• _Your task_
With the images set aside, retype every record below character for character.

[Web page and app entries]
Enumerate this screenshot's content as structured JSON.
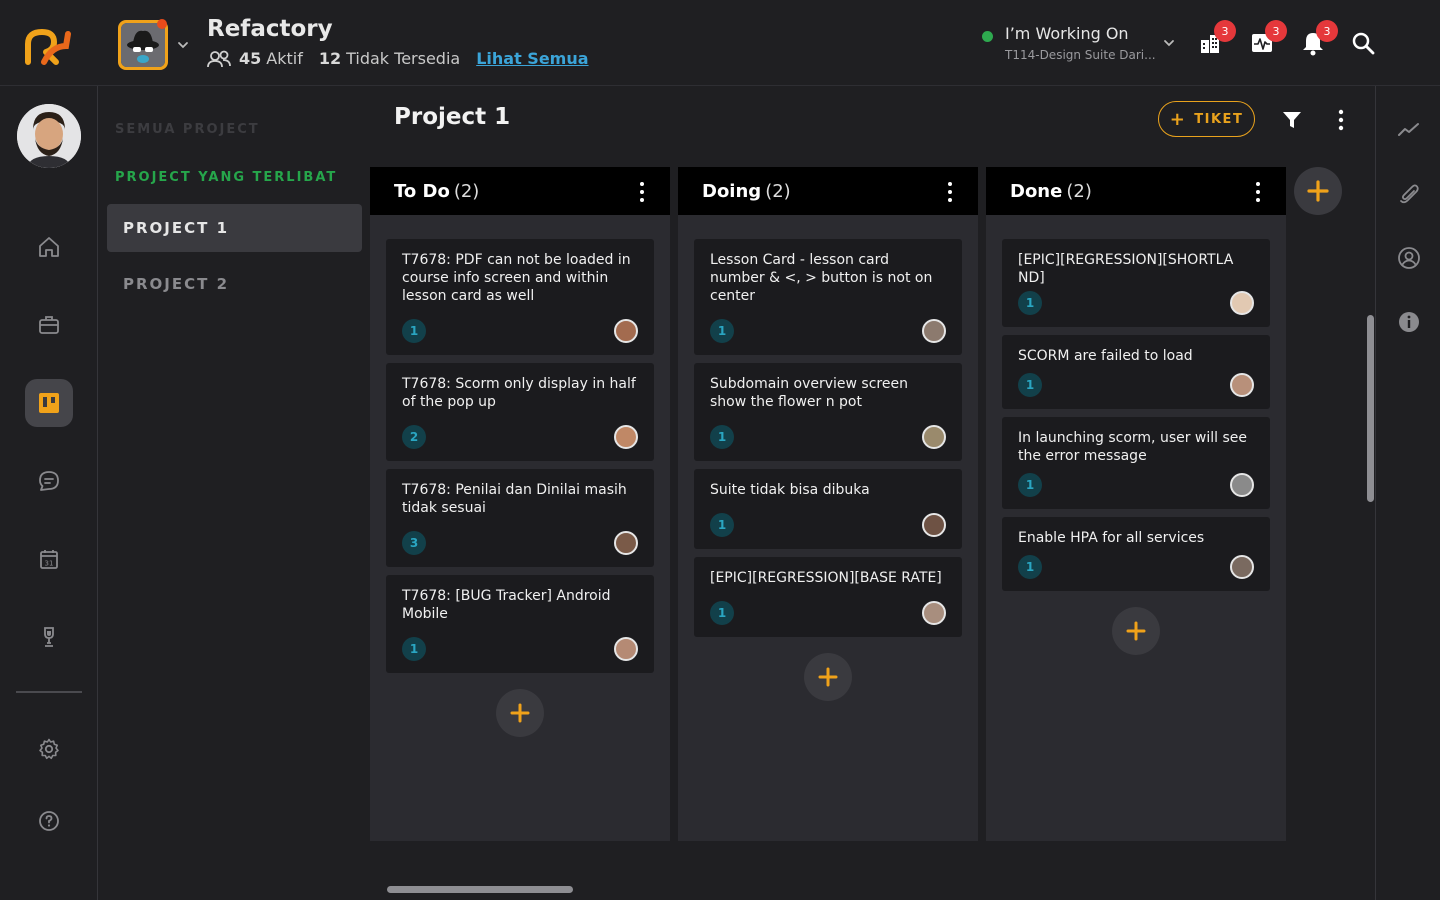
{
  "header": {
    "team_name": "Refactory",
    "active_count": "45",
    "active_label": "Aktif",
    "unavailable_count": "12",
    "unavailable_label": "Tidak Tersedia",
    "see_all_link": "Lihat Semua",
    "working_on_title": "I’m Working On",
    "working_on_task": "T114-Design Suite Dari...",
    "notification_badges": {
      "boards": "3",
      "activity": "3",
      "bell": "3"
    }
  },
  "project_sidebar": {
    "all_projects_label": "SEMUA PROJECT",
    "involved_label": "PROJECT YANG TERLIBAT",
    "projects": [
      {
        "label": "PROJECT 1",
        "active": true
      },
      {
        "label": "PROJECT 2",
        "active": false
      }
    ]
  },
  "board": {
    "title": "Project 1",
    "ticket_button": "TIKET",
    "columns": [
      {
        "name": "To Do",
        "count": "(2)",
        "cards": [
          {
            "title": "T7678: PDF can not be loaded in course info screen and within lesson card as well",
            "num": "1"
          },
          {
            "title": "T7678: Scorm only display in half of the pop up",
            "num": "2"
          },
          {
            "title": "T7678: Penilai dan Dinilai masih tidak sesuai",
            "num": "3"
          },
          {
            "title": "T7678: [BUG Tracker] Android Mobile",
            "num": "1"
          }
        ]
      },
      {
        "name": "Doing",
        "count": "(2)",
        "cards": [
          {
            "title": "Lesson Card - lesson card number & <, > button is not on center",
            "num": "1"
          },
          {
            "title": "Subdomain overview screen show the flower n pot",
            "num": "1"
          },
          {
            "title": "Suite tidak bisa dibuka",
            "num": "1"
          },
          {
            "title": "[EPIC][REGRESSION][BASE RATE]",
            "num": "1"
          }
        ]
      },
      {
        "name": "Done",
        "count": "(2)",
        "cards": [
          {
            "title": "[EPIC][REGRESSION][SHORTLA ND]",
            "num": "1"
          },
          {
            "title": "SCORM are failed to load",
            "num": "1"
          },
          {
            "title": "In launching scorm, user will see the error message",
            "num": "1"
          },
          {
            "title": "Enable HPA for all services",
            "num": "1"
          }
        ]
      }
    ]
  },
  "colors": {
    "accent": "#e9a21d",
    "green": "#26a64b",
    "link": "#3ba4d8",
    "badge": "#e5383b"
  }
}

• _Expected answer_
Enumerate this screenshot's content as structured JSON.
{
  "header": {
    "team_name": "Refactory",
    "active_count": "45",
    "active_label": "Aktif",
    "unavailable_count": "12",
    "unavailable_label": "Tidak Tersedia",
    "see_all_link": "Lihat Semua",
    "working_on_title": "I’m Working On",
    "working_on_task": "T114-Design Suite Dari...",
    "notification_badges": {
      "boards": "3",
      "activity": "3",
      "bell": "3"
    }
  },
  "project_sidebar": {
    "all_projects_label": "SEMUA PROJECT",
    "involved_label": "PROJECT YANG TERLIBAT",
    "projects": [
      {
        "label": "PROJECT 1",
        "active": true
      },
      {
        "label": "PROJECT 2",
        "active": false
      }
    ]
  },
  "board": {
    "title": "Project 1",
    "ticket_button": "TIKET",
    "columns": [
      {
        "name": "To Do",
        "count": "(2)",
        "cards": [
          {
            "title": "T7678: PDF can not be loaded in course info screen and within lesson card as well",
            "num": "1"
          },
          {
            "title": "T7678: Scorm only display in half of the pop up",
            "num": "2"
          },
          {
            "title": "T7678: Penilai dan Dinilai masih tidak sesuai",
            "num": "3"
          },
          {
            "title": "T7678: [BUG Tracker] Android Mobile",
            "num": "1"
          }
        ]
      },
      {
        "name": "Doing",
        "count": "(2)",
        "cards": [
          {
            "title": "Lesson Card - lesson card number & <, > button is not on center",
            "num": "1"
          },
          {
            "title": "Subdomain overview screen show the flower n pot",
            "num": "1"
          },
          {
            "title": "Suite tidak bisa dibuka",
            "num": "1"
          },
          {
            "title": "[EPIC][REGRESSION][BASE RATE]",
            "num": "1"
          }
        ]
      },
      {
        "name": "Done",
        "count": "(2)",
        "cards": [
          {
            "title": "[EPIC][REGRESSION][SHORTLA ND]",
            "num": "1"
          },
          {
            "title": "SCORM are failed to load",
            "num": "1"
          },
          {
            "title": "In launching scorm, user will see the error message",
            "num": "1"
          },
          {
            "title": "Enable HPA for all services",
            "num": "1"
          }
        ]
      }
    ]
  },
  "colors": {
    "accent": "#e9a21d",
    "green": "#26a64b",
    "link": "#3ba4d8",
    "badge": "#e5383b"
  }
}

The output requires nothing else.